BEGIN Records to process
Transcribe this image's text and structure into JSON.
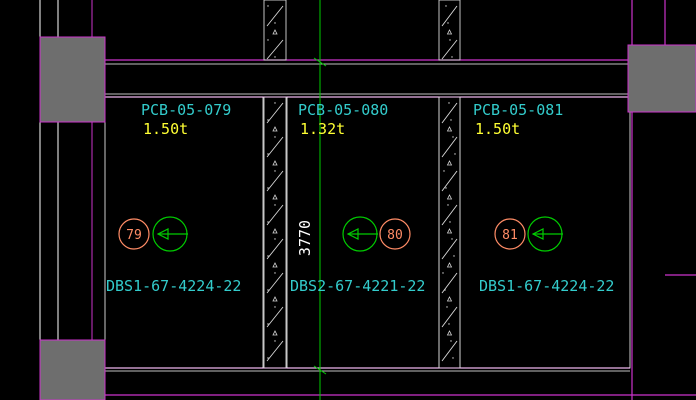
{
  "colors": {
    "background": "#000000",
    "beam_magenta": "#cc33cc",
    "panel_outline": "#ffffff",
    "column_fill": "#6e6e6e",
    "wall_hatch": "#d8d8d8",
    "dimension_green": "#00cc00",
    "label_cyan": "#33cccc",
    "weight_yellow": "#ffff33",
    "tag_orange": "#ff8c66"
  },
  "panels": [
    {
      "code": "PCB-05-079",
      "weight": "1.50t",
      "number": "79",
      "designation": "DBS1-67-4224-22",
      "arrow_icon": "direction-arrow-left-icon"
    },
    {
      "code": "PCB-05-080",
      "weight": "1.32t",
      "number": "80",
      "designation": "DBS2-67-4221-22",
      "arrow_icon": "direction-arrow-left-icon"
    },
    {
      "code": "PCB-05-081",
      "weight": "1.50t",
      "number": "81",
      "designation": "DBS1-67-4224-22",
      "arrow_icon": "direction-arrow-left-icon"
    }
  ],
  "dimension": {
    "value": "3770"
  }
}
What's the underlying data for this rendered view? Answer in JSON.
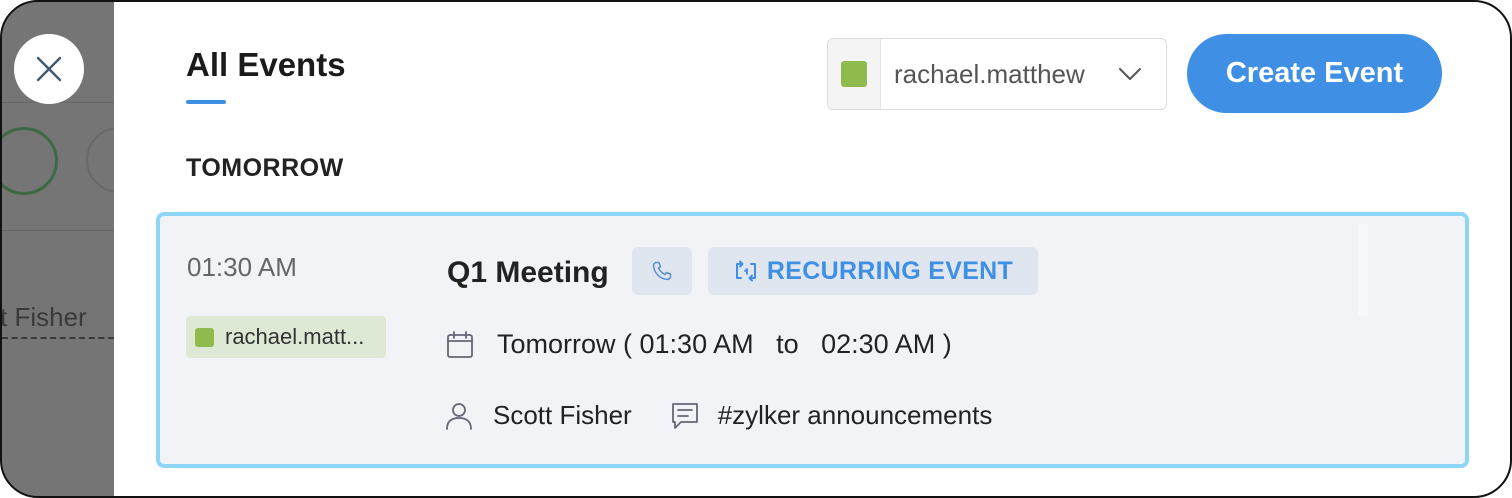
{
  "background": {
    "partial_text": "t Fisher"
  },
  "header": {
    "title": "All Events",
    "user_select": {
      "selected": "rachael.matthew",
      "swatch_color": "#8fbb4c"
    },
    "create_button": "Create Event"
  },
  "section": {
    "label": "TOMORROW"
  },
  "event": {
    "time": "01:30 AM",
    "owner": "rachael.matt...",
    "title": "Q1 Meeting",
    "recurring_label": "RECURRING EVENT",
    "date_text": "Tomorrow ( 01:30 AM   to   02:30 AM )",
    "organizer": "Scott Fisher",
    "channel": "#zylker announcements"
  },
  "colors": {
    "accent": "#3f8fe4",
    "card_border": "#8fd6f6",
    "owner_color": "#8fbb4c"
  }
}
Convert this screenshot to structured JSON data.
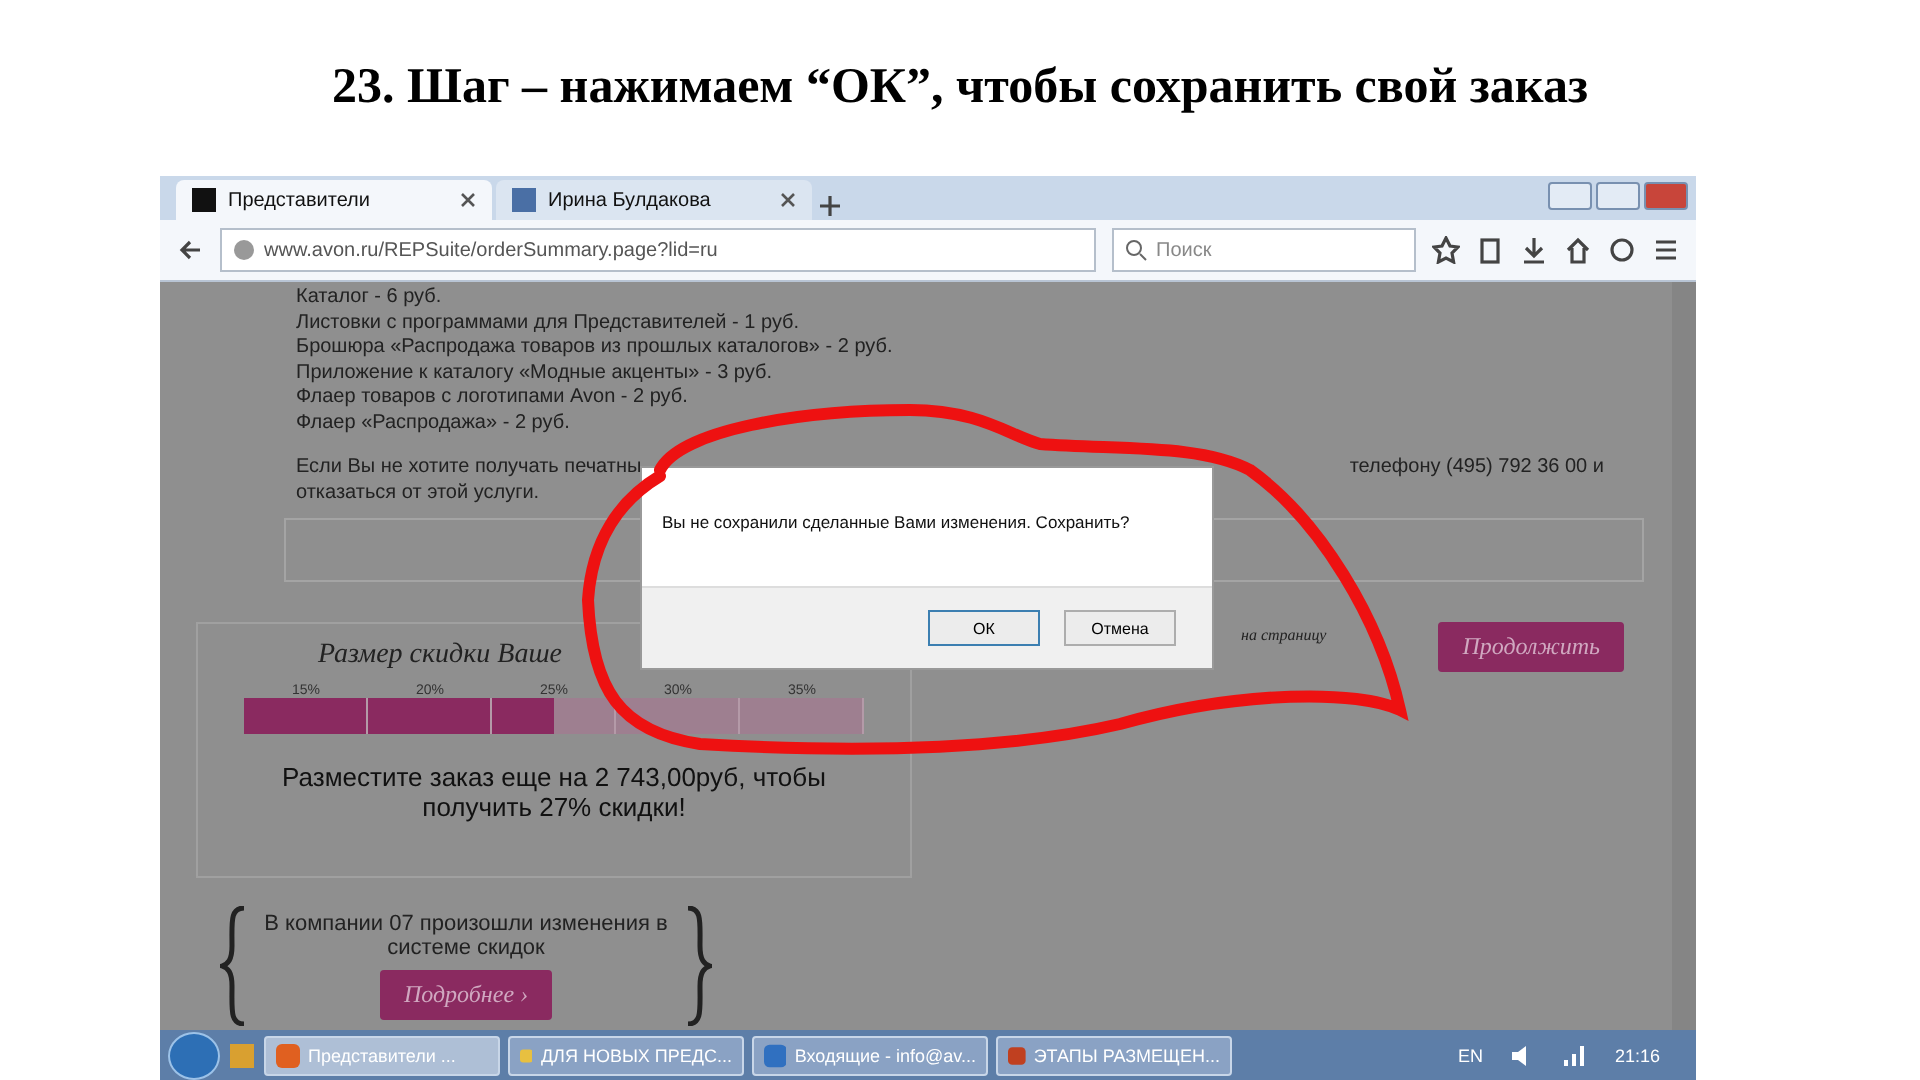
{
  "slide_title": "23. Шаг – нажимаем “ОК”, чтобы сохранить свой заказ",
  "browser": {
    "tabs": [
      {
        "label": "Представители",
        "selected": true
      },
      {
        "label": "Ирина Булдакова",
        "selected": false
      }
    ],
    "address": "www.avon.ru/REPSuite/orderSummary.page?lid=ru",
    "search_placeholder": "Поиск"
  },
  "materials": [
    "Каталог - 6 руб.",
    "Листовки с программами для Представителей - 1 руб.",
    "Брошюра «Распродажа товаров из прошлых каталогов» - 2 руб.",
    "Приложение к каталогу «Модные акценты» - 3 руб.",
    "Флаер товаров с логотипами Avon - 2 руб.",
    "Флаер «Распродажа» - 2 руб."
  ],
  "notice": {
    "left": "Если Вы не хотите получать печатны",
    "right": "телефону (495) 792 36 00 и",
    "line_2": "отказаться от этой услуги."
  },
  "dialog": {
    "message": "Вы не сохранили сделанные Вами изменения. Сохранить?",
    "buttons": [
      {
        "label": "ОК",
        "selected": true
      },
      {
        "label": "Отмена",
        "selected": false
      }
    ]
  },
  "discount": {
    "title": "Размер скидки Ваше",
    "ticks": [
      "15%",
      "20%",
      "25%",
      "30%",
      "35%"
    ],
    "level": 0.5,
    "message": "Разместите заказ еще на 2 743,00руб, чтобы получить 27% скидки!"
  },
  "promo": {
    "link": "на страницу",
    "button": "Продолжить"
  },
  "news": {
    "text": "В компании 07 произошли изменения в системе скидок",
    "button": "Подробнее ›"
  },
  "taskbar": {
    "items": [
      {
        "label": "Представители ...",
        "selected": true
      },
      {
        "label": "ДЛЯ НОВЫХ ПРЕДС...",
        "selected": false
      },
      {
        "label": "Входящие - info@av...",
        "selected": false
      },
      {
        "label": "ЭТАПЫ РАЗМЕЩЕН...",
        "selected": false
      }
    ],
    "language": "EN",
    "time": "21:16"
  }
}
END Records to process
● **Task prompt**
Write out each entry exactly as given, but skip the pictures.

● **Response**
Transcribe this image's text and structure into JSON.
{
  "colors": {
    "background": "#000000",
    "beam_magenta": "#cc33cc",
    "panel_outline": "#ffffff",
    "column_fill": "#6e6e6e",
    "wall_hatch": "#d8d8d8",
    "dimension_green": "#00cc00",
    "label_cyan": "#33cccc",
    "weight_yellow": "#ffff33",
    "tag_orange": "#ff8c66"
  },
  "panels": [
    {
      "code": "PCB-05-079",
      "weight": "1.50t",
      "number": "79",
      "designation": "DBS1-67-4224-22",
      "arrow_icon": "direction-arrow-left-icon"
    },
    {
      "code": "PCB-05-080",
      "weight": "1.32t",
      "number": "80",
      "designation": "DBS2-67-4221-22",
      "arrow_icon": "direction-arrow-left-icon"
    },
    {
      "code": "PCB-05-081",
      "weight": "1.50t",
      "number": "81",
      "designation": "DBS1-67-4224-22",
      "arrow_icon": "direction-arrow-left-icon"
    }
  ],
  "dimension": {
    "value": "3770"
  }
}
What's the underlying data for this rendered view? Answer in JSON.
{
  "background": {
    "partial_text": "t Fisher"
  },
  "header": {
    "title": "All Events",
    "user_select": {
      "selected": "rachael.matthew",
      "swatch_color": "#8fbb4c"
    },
    "create_button": "Create Event"
  },
  "section": {
    "label": "TOMORROW"
  },
  "event": {
    "time": "01:30 AM",
    "owner": "rachael.matt...",
    "title": "Q1 Meeting",
    "recurring_label": "RECURRING EVENT",
    "date_text": "Tomorrow ( 01:30 AM   to   02:30 AM )",
    "organizer": "Scott Fisher",
    "channel": "#zylker announcements"
  },
  "colors": {
    "accent": "#3f8fe4",
    "card_border": "#8fd6f6",
    "owner_color": "#8fbb4c"
  }
}
Convert this screenshot to structured JSON data.
{
  "slide_title": "23. Шаг – нажимаем “ОК”, чтобы сохранить свой заказ",
  "browser": {
    "tabs": [
      {
        "label": "Представители",
        "selected": true
      },
      {
        "label": "Ирина Булдакова",
        "selected": false
      }
    ],
    "address": "www.avon.ru/REPSuite/orderSummary.page?lid=ru",
    "search_placeholder": "Поиск"
  },
  "materials": [
    "Каталог - 6 руб.",
    "Листовки с программами для Представителей - 1 руб.",
    "Брошюра «Распродажа товаров из прошлых каталогов» - 2 руб.",
    "Приложение к каталогу «Модные акценты» - 3 руб.",
    "Флаер товаров с логотипами Avon - 2 руб.",
    "Флаер «Распродажа» - 2 руб."
  ],
  "notice": {
    "left": "Если Вы не хотите получать печатны",
    "right": "телефону (495) 792 36 00 и",
    "line_2": "отказаться от этой услуги."
  },
  "dialog": {
    "message": "Вы не сохранили сделанные Вами изменения. Сохранить?",
    "buttons": [
      {
        "label": "ОК",
        "selected": true
      },
      {
        "label": "Отмена",
        "selected": false
      }
    ]
  },
  "discount": {
    "title": "Размер скидки Ваше",
    "ticks": [
      "15%",
      "20%",
      "25%",
      "30%",
      "35%"
    ],
    "level": 0.5,
    "message": "Разместите заказ еще на 2 743,00руб, чтобы получить 27% скидки!"
  },
  "promo": {
    "link": "на страницу",
    "button": "Продолжить"
  },
  "news": {
    "text": "В компании 07 произошли изменения в системе скидок",
    "button": "Подробнее ›"
  },
  "taskbar": {
    "items": [
      {
        "label": "Представители ...",
        "selected": true
      },
      {
        "label": "ДЛЯ НОВЫХ ПРЕДС...",
        "selected": false
      },
      {
        "label": "Входящие - info@av...",
        "selected": false
      },
      {
        "label": "ЭТАПЫ РАЗМЕЩЕН...",
        "selected": false
      }
    ],
    "language": "EN",
    "time": "21:16"
  }
}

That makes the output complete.